Data records:
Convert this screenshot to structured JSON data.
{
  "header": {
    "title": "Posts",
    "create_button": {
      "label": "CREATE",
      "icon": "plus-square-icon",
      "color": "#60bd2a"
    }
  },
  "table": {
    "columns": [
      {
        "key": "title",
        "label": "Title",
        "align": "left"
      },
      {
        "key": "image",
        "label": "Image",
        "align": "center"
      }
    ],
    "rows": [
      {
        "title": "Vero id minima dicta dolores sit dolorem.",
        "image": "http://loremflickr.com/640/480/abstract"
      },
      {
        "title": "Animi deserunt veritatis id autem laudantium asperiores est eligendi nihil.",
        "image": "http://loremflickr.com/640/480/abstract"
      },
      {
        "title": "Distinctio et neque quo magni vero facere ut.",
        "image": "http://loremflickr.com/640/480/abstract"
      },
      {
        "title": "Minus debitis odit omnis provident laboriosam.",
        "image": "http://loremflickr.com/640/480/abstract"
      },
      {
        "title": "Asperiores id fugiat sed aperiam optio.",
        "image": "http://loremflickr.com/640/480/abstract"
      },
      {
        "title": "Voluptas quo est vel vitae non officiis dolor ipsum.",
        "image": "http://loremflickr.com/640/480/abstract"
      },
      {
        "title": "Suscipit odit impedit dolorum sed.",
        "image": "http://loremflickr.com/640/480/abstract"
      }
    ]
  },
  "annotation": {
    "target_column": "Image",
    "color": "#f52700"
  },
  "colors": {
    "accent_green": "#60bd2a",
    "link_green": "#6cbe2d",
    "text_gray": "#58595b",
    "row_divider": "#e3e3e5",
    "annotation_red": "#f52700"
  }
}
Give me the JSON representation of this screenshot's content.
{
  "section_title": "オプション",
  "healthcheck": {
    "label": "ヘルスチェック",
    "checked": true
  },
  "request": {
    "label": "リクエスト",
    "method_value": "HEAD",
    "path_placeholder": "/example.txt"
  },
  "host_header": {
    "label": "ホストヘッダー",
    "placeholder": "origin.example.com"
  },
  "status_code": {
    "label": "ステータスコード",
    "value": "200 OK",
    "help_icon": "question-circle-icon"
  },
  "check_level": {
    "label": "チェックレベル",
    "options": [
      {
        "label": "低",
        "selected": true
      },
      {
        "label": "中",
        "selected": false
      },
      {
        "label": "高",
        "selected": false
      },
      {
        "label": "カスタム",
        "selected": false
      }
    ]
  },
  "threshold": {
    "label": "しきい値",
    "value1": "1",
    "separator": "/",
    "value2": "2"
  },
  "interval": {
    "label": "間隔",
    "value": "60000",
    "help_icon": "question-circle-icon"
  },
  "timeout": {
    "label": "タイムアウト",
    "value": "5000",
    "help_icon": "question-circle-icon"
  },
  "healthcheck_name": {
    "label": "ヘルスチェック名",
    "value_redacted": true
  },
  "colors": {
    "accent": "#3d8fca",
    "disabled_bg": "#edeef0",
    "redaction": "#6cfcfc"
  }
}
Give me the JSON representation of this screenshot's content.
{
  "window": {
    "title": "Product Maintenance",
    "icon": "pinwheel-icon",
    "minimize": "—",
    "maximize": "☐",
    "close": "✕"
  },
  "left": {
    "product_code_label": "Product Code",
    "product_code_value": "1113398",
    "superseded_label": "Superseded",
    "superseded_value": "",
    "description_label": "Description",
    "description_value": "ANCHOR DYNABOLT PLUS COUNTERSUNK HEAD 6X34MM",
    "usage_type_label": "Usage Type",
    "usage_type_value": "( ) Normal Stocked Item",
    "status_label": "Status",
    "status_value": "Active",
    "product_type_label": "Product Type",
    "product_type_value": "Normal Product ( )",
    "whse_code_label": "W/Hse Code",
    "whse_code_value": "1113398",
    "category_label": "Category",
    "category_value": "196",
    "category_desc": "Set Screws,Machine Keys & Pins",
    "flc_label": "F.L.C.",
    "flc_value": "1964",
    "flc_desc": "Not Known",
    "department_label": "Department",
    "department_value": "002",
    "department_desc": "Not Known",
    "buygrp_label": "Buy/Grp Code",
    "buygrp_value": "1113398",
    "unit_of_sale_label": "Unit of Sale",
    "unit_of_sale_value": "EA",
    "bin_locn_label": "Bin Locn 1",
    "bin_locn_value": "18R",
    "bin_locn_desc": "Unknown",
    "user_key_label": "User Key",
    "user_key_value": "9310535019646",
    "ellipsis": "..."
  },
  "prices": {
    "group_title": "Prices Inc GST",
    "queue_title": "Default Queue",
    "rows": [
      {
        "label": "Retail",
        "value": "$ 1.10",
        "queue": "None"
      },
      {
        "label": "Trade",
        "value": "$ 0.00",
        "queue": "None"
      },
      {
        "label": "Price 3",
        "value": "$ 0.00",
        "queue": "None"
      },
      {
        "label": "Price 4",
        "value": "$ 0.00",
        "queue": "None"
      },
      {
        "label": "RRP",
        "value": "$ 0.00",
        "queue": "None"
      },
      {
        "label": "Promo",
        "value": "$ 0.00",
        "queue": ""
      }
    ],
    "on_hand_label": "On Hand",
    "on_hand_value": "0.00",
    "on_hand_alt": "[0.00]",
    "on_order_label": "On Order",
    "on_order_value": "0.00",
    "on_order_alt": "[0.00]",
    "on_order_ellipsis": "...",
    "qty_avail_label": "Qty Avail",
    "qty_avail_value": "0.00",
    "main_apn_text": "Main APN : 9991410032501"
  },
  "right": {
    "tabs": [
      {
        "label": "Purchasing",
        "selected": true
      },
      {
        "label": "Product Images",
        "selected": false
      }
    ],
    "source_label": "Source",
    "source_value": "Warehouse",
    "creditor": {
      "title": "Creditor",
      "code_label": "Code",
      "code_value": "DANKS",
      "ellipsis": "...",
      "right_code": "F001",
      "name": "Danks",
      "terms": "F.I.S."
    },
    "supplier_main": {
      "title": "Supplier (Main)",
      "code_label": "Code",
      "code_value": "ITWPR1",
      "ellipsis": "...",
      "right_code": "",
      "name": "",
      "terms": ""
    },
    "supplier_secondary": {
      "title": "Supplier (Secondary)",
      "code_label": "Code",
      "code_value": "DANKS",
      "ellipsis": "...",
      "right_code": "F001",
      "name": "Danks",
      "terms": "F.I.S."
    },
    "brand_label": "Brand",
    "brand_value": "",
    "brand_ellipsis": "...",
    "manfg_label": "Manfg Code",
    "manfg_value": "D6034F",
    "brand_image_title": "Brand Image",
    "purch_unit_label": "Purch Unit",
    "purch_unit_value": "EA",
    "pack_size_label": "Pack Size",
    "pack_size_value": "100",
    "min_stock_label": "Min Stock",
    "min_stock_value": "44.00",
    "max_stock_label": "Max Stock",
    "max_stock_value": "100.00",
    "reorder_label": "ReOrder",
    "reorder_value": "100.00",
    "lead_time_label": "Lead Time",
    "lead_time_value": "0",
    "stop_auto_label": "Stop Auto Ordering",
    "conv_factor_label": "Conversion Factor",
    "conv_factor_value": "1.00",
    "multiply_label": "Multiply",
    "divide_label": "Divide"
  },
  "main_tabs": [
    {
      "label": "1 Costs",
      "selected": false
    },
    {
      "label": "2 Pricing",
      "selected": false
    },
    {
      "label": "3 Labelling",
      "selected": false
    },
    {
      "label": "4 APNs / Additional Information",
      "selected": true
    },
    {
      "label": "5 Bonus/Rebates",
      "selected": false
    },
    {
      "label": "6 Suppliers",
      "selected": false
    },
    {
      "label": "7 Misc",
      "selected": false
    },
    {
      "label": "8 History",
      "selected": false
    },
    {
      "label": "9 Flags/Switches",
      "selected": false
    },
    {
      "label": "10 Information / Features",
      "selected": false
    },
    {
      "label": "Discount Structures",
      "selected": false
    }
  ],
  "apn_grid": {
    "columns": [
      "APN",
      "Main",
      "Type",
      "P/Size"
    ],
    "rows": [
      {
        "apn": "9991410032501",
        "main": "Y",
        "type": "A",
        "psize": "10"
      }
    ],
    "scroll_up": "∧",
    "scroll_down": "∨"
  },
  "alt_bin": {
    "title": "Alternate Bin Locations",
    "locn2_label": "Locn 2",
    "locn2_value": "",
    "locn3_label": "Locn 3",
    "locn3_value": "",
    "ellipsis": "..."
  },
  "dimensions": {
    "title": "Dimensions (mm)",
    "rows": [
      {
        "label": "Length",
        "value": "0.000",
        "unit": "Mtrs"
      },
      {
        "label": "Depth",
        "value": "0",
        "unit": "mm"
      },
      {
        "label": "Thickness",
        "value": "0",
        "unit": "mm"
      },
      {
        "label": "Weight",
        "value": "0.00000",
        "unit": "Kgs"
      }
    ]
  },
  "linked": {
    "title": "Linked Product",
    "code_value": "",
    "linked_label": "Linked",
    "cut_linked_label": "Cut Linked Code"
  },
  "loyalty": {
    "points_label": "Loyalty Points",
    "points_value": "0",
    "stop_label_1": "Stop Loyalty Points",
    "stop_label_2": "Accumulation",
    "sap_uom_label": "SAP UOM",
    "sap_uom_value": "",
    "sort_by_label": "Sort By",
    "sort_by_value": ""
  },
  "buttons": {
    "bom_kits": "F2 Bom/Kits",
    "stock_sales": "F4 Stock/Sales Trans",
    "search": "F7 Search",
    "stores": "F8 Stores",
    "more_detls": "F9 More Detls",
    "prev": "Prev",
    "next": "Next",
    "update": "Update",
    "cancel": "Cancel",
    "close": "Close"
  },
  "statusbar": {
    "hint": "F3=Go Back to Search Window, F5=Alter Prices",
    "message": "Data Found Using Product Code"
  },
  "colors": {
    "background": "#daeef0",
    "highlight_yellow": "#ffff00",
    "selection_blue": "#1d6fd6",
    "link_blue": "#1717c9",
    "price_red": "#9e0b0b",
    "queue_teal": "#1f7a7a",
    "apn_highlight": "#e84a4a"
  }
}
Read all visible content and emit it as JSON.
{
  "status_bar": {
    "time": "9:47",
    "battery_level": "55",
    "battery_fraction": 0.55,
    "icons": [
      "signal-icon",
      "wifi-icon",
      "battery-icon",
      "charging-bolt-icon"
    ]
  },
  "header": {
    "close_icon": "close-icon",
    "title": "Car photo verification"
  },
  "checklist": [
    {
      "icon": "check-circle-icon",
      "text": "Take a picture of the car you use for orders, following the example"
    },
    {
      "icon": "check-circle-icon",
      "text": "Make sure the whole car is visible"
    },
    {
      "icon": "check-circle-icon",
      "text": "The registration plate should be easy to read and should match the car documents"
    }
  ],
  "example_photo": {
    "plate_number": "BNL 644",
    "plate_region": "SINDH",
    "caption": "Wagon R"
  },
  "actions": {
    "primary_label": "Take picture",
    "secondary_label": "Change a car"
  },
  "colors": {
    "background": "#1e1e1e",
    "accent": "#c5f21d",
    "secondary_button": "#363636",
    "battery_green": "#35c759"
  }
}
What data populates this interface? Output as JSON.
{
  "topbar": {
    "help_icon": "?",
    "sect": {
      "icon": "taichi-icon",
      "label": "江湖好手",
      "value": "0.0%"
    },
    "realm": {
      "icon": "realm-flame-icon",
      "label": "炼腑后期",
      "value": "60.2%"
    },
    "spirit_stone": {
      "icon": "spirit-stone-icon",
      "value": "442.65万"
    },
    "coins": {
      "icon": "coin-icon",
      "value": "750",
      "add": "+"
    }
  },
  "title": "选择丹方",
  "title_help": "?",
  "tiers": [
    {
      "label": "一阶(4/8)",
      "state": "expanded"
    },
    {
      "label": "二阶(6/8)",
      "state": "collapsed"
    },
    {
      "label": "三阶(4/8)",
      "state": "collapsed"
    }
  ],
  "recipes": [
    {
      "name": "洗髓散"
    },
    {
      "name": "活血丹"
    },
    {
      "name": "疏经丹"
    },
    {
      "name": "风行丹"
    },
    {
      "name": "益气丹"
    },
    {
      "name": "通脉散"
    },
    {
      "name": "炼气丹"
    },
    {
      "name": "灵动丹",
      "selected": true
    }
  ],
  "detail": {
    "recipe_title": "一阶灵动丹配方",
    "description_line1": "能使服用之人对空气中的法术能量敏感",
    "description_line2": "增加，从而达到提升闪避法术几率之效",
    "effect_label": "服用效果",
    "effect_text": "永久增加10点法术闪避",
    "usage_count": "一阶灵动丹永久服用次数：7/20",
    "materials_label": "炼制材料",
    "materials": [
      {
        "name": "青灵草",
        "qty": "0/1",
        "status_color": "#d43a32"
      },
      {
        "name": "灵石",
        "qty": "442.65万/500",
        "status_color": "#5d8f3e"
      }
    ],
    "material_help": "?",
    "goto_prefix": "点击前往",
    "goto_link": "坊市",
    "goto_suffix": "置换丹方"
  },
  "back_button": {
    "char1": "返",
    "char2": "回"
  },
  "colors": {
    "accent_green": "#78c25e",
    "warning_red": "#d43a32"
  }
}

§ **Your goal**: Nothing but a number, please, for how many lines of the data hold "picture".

§ **Exercise solution**: 2